What to produce:
Each entry below should be returned exactly as is, with the pictures removed.

Information given:
-=-=-
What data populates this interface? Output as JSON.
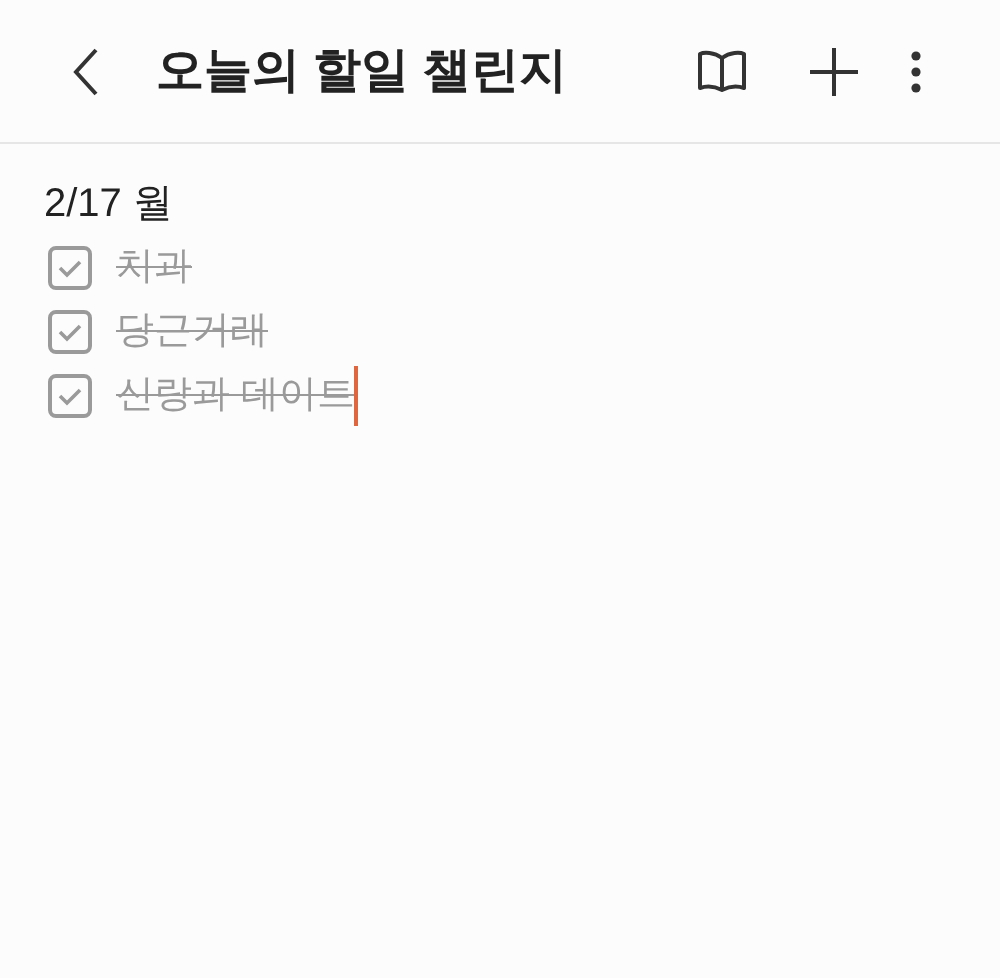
{
  "header": {
    "title": "오늘의 할일 챌린지"
  },
  "date": "2/17 월",
  "items": [
    {
      "text": "치과",
      "checked": true,
      "editing": false
    },
    {
      "text": "당근거래",
      "checked": true,
      "editing": false
    },
    {
      "text": "신랑과 데이트",
      "checked": true,
      "editing": true
    }
  ]
}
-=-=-
Output for this task:
What data populates this interface? Output as JSON.
{
  "header": {
    "title": "오늘의 할일 챌린지"
  },
  "date": "2/17 월",
  "items": [
    {
      "text": "치과",
      "checked": true,
      "editing": false
    },
    {
      "text": "당근거래",
      "checked": true,
      "editing": false
    },
    {
      "text": "신랑과 데이트",
      "checked": true,
      "editing": true
    }
  ]
}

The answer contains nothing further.